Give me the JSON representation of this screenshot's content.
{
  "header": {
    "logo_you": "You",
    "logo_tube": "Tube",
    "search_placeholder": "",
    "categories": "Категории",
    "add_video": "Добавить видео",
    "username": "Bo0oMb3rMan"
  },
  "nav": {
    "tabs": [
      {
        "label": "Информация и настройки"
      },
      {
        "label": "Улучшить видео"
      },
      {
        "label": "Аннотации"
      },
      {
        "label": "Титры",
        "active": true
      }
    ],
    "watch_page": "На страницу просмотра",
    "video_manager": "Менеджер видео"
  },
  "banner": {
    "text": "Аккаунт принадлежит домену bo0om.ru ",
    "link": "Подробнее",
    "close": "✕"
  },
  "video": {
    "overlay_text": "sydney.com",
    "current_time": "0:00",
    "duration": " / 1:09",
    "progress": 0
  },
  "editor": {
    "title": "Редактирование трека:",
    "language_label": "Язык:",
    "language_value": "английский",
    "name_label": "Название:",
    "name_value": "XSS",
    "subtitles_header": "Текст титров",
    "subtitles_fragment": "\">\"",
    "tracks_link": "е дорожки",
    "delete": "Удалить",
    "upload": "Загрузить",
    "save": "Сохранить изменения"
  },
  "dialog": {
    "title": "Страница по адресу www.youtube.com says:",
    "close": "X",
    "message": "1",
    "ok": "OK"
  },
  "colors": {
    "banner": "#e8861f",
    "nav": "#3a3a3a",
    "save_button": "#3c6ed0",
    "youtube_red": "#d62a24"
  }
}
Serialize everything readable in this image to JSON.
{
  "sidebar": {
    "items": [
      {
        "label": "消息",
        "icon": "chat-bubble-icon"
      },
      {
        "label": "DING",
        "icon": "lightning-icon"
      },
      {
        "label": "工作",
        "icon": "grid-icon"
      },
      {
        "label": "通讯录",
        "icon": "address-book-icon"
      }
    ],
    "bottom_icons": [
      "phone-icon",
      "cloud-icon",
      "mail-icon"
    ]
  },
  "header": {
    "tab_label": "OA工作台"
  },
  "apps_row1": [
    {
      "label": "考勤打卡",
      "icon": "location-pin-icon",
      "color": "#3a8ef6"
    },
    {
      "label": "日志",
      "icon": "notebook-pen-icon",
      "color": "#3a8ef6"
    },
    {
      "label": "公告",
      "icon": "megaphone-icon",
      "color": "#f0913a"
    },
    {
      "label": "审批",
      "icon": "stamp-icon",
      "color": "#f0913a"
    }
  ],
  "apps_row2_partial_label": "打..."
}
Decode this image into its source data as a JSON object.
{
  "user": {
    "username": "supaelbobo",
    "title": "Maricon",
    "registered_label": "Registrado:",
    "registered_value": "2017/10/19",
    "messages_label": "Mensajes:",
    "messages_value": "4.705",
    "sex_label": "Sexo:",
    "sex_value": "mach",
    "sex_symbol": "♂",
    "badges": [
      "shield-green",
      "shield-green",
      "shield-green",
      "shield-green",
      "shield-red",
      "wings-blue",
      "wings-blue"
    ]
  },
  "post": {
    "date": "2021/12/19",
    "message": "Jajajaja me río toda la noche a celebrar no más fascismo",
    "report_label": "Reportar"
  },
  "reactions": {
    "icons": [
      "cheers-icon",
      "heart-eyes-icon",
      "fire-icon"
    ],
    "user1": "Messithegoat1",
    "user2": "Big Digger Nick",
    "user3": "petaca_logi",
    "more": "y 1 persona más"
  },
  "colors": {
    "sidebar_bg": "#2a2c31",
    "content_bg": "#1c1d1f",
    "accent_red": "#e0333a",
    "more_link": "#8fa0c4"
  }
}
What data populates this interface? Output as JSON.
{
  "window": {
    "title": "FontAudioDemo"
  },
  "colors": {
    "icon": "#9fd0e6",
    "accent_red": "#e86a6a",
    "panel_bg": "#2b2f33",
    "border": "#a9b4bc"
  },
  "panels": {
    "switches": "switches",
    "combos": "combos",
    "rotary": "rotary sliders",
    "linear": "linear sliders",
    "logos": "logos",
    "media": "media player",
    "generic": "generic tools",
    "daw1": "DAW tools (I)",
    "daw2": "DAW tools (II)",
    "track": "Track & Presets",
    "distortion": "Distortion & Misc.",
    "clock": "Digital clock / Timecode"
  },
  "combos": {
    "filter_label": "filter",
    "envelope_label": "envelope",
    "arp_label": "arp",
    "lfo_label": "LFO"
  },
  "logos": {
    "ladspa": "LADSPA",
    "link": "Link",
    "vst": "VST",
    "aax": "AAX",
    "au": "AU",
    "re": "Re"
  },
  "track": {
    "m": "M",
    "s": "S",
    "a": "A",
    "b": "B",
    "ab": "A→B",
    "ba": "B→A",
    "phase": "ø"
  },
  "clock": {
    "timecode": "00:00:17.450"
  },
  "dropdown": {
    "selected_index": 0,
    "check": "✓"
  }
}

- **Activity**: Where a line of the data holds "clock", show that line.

- **Solution to the exercise**:
    "clock": "Digital clock / Timecode"
  "clock": {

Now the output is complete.